Last year, consumer research firm Mintel predicted the UK would spend £419 million on Halloween, up by 5% from the year before, on sweets/chocolate, costumes and accessories. This year it predicts a cool £474 million. While 25% of the UK population will celebrate this millennials-fuelled phenomenon, the really scary thing (apart from the huge amount of money) is the provenance particularly behind the spooky snacks. How do we know the big chocolate-producing firms that dominate the market are doing the right thing in terms of sustainability and ethical supply chain practices? Have they stopped using palm oil from plantations in de-forested Indonesian jungles that are not just home to the animals but which support the communities around them? Are they using traceable and acceptable sources instead? (Ethical Consumer lists the retailers that produce or sell palm-oil-free chocolate – like M&S and Waitrose. But what about all the other supermarkets?)
Carlton Hopper, Blockchain European Lead at IBM, gave one of the standout sessions at SAP Ariba/SAP Fieldglass at ValueX yesterday. He began by asking how many of the audience believe or don’t believe in the power of blockchain. The split was almost even, coming down slightly on the side of ‘believe.’
To dispel any confusion, he gave a superb explanation of what blockchain means:
If you give a £20 noted to one person, but blindfold them, and you told them to hand it to another person who hands it to another person and so on for 20 times, it’s probable along the way that someone might pocket the £20, that someone might lose it, that someone might counterfeit it, until at the end, you have no idea where your £20 is. It would be impossible to know. And even if you could trace what you think is your note, it might not be yours at all. Now – if you ask those 20 people to stand up and hold hands, you know your £20 is being passed from one person to the other along the line, there’s no way of losing it. So this is how we apply blockchain in a business context.
This was in reality an excellent way of illustrating the importance of openness and transparency.
So what’s that got to do with chocolate? Provenance, is the answer.
Apart from the many use cases for blockchain: digital ID; financial services for reducing costs and transferral of payments; wholesale banking and the big area of settlements/claims; asset management and moving things of value between parties, and more, it has huge significance in the area of data provenance and the supply chain.
Accountability is a priority for firms, especially those with multiple supply chains, where real-time tracking is essential, especially considering the amount of moving parts. IBM is working with Walmart, for example, to track food staples from the supplier to the shelf. IBM Food Trust, using blockchain technology running on the IBM Cloud, “connects growers, processors, distributors and retailers through a permissioned, permanent and shared record of food-system data that can drastically cut the time needed to trace produce from farm to store.”
Supply chain managers need accurate provenance data to track progress and ensure products and raw materials move smoothly through each stage of distribution.

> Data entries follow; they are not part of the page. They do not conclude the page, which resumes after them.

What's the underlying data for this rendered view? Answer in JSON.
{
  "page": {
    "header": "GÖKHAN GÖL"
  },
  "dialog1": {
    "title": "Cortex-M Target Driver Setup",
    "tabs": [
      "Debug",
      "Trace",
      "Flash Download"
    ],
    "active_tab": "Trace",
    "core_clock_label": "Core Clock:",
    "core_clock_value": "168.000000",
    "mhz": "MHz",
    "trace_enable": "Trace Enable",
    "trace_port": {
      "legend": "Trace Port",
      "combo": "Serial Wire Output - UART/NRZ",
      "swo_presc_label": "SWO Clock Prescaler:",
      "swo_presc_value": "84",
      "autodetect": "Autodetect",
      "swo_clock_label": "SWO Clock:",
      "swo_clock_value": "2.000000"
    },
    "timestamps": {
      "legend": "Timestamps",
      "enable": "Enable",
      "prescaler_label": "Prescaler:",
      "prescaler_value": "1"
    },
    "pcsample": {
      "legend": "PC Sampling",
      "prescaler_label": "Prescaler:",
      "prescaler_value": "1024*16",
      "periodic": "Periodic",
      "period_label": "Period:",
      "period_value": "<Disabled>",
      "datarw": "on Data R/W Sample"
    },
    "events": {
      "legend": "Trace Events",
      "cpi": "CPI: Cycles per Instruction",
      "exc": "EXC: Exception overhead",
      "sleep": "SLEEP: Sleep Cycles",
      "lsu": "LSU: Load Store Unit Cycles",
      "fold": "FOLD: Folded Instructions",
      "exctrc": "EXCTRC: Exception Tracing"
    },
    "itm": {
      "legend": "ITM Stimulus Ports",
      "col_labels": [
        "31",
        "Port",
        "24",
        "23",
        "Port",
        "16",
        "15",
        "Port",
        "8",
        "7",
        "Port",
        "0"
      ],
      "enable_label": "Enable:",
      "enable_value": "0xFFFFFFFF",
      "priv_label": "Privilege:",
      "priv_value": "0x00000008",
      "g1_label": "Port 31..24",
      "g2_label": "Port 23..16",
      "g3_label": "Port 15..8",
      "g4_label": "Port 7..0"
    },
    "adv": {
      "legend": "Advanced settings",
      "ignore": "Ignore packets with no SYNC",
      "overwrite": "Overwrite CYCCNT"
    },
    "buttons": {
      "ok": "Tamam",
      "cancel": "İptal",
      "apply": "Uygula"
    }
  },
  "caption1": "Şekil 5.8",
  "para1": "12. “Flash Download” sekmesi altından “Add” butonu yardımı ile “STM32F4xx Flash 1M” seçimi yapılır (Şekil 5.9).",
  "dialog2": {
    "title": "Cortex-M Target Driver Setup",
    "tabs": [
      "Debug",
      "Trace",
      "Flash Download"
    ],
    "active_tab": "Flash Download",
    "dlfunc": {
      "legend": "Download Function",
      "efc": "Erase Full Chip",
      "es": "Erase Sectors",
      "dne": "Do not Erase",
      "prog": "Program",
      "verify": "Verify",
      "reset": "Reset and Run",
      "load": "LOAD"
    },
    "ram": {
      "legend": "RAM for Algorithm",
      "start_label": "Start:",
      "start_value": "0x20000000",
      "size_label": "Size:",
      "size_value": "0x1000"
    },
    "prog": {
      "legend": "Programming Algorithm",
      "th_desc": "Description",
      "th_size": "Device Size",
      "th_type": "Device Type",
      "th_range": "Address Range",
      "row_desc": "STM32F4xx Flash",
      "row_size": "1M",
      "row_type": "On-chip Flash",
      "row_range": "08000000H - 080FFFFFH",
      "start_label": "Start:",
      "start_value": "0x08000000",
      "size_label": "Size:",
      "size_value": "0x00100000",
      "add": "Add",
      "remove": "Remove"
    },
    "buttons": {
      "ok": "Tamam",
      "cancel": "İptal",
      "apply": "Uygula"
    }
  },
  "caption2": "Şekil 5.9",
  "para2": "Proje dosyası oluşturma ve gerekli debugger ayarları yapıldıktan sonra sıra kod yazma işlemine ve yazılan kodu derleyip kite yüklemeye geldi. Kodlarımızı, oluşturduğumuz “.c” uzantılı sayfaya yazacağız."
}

At Carrefour, apparently, you can take a picture of the chicken you’ve bought into the store and it will tell you its provenance. Think also cobalt in mining (for mobile phones and the horror stories around child labour). So blockchain-based provenance systems, a digital fingerprint if you like, are a benefit to both buyers and brands in proving provenance of a product.
But – he does say – blockchain by itself does not equal value. Blockchain technology has to integrate with external influences, like trading environments, interest rates, and so on. But business is changing, and trust and transparency are essential.
The agnostics, he tells us, say blockchain is too expensive, isn’t secure, comes with too many protocols and doesn’t scale – well, we all said that about the internet in the ‘90s, was his retort. The difference is that blockchain is maturing much faster than the internet did. And he believes that the challenges mentioned are being addressed and will be met. So we can all enjoy our gummy eyeballs and chocolate bats without guilt.